We are fortunate that so many of our children's activities can be done online now, as this is the only way they will be able to learn, share, and socialize for at least the next several months.
Setting up a temporary homeschool environment
When our daughter's school went to an online-only format, we realized she needed a place and some tools to do her work. So we cleaned off her desk and cleared the toys from the floor around it to make an "office" for her. We also realized she would need a computer. While I could have shopped online and ordered a new computer (and spent at least several hundred dollars—if not more than $1,000—in the process), I chose an alternative and put an old, unused laptop back to work.
If you have an unused computer sitting around and are willing to do a bit of tech work, you, too, can set something up to get your kids online. Here's how I did it.
While my daughter already has her own small IT department (as I like to say), it consists of some gaming systems, a tablet, and a Chromebook. Even her Chromebook has just an 11.6" screen and a small keyboard, so none of her devices are really quite adequate for full-time school duty.
So we found ourselves in a pinch. She really needed a desktop-capable computer system with a decent-sized screen, a full keyboard, a good-quality microphone, a set of speakers, and a headphone jack. And having an external video connector helps if you decide one screen isn't enough.
I didn't have a spare desktop, but I did have a laptop: a Lenovo G550 with a Pentium Dual-Core T4500 2.3GHz processor and 4GB RAM. I replaced its aging 5400RPM spindle hard drive with a 240GB solid-state drive. The laptop has a 15.6" screen, which is much easier to view than the small screens on her other devices, and a comfortable, full-size keyboard. Its CPU scores a bit better in PassMark's benchmarks (913 vs. 674) than the 1.6GHz Intel Celeron N3060 Dual-Core in the Chromebook.However, it is 10 years old, certainly on the edge of usability by today's standards. But, thanks to the efficiency of the Linux operating system, it gets the job done. I installed the latest version (v31) of Fedora Workstation, but many other distributions will work just fine.
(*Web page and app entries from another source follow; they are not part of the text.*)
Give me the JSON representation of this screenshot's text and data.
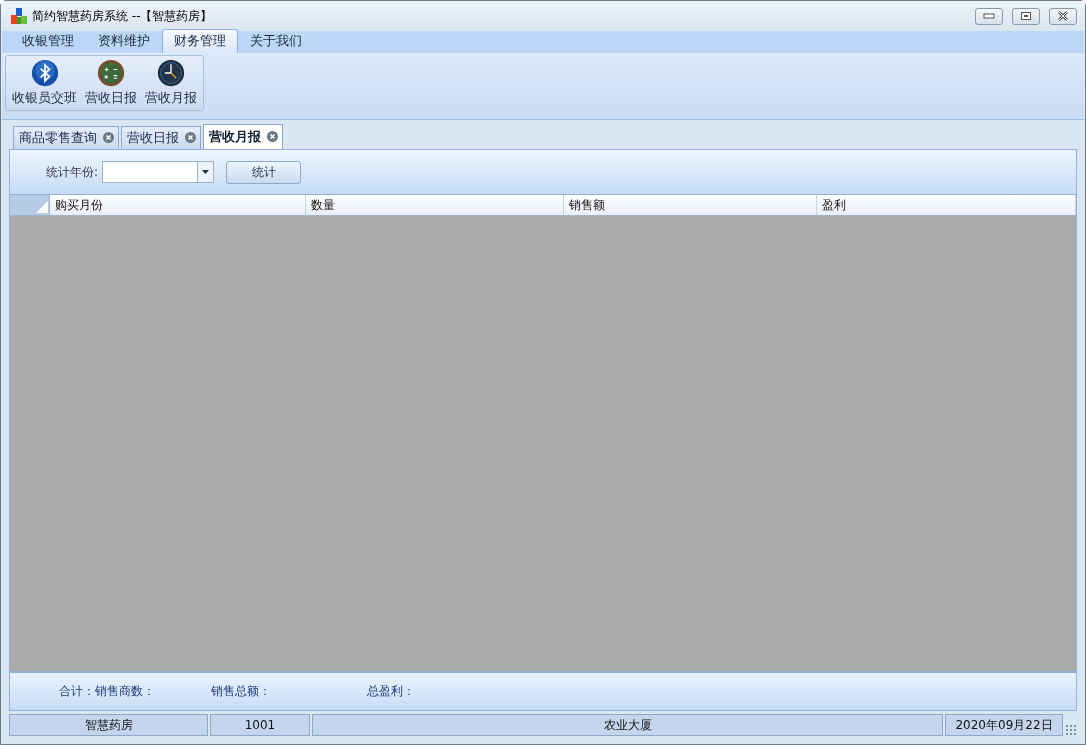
{
  "window": {
    "title": "简约智慧药房系统 --【智慧药房】"
  },
  "menu_tabs": [
    {
      "label": "收银管理",
      "selected": false
    },
    {
      "label": "资料维护",
      "selected": false
    },
    {
      "label": "财务管理",
      "selected": true
    },
    {
      "label": "关于我们",
      "selected": false
    }
  ],
  "ribbon": [
    {
      "label": "收银员交班",
      "kind": "bluetooth"
    },
    {
      "label": "营收日报",
      "kind": "calculator"
    },
    {
      "label": "营收月报",
      "kind": "clock"
    }
  ],
  "doc_tabs": [
    {
      "label": "商品零售查询",
      "selected": false
    },
    {
      "label": "营收日报",
      "selected": false
    },
    {
      "label": "营收月报",
      "selected": true
    }
  ],
  "filter": {
    "label": "统计年份:",
    "button": "统计"
  },
  "table": {
    "columns": [
      "购买月份",
      "数量",
      "销售额",
      "盈利"
    ]
  },
  "summary": [
    "合计：销售商数：",
    "销售总额：",
    "总盈利："
  ],
  "status_bar": [
    "智慧药房",
    "1001",
    "农业大厦",
    "2020年09月22日"
  ]
}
If you really want to eke out every drop of performance, you could use one of the lightweight Linux distributions. The only area that required a little extra effort with Fedora was the wireless; I had to install the driver for the Broadcom WiFi hardware. But really, this was only a few extra steps and a restart, and it was good to go.
Linux supports all of the other hardware in the laptop. My daughter prefers a full-sized mouse over the touchpad, so I attached one. She likes the keyboard on this laptop, but if she wants an external keyboard, there are enough USB ports to hook one up.
It has a traditional 3.5mm audio jack, so she can use headphones. I recommend giving children decibel-limited headphones to protect their hearing.
Even though this laptop has a 15.6" widescreen display, I think having a second monitor gives the best experience. I have a spare that I might hook up to the external VGA connector.
My daughter's school set up an online learning portal. The benefit is that students just need a supported web browser to log on and get to work, and I thank the school for its efforts and choice of a vendor-agnostic solution. Most Linux distributions include the Mozilla Firefox web browser installed by default, and Linux provides a full operating system, so I can install any applications she might need. Fedora is also updated regularly (unlike the old Windows Vista that came with the laptop and is no longer supported).
Her extracurricular coding school is using the Zoom client. I'm happy to report that it was an easy install with RPM and works great on Fedora 31.
My daughter has no trouble using her new laptop. She likes the GNOME desktop, particularly the fact that it "Looks like Dad's!" This is turning out to be a great experiment in practical (and under-pressure) use of a Linux desktop.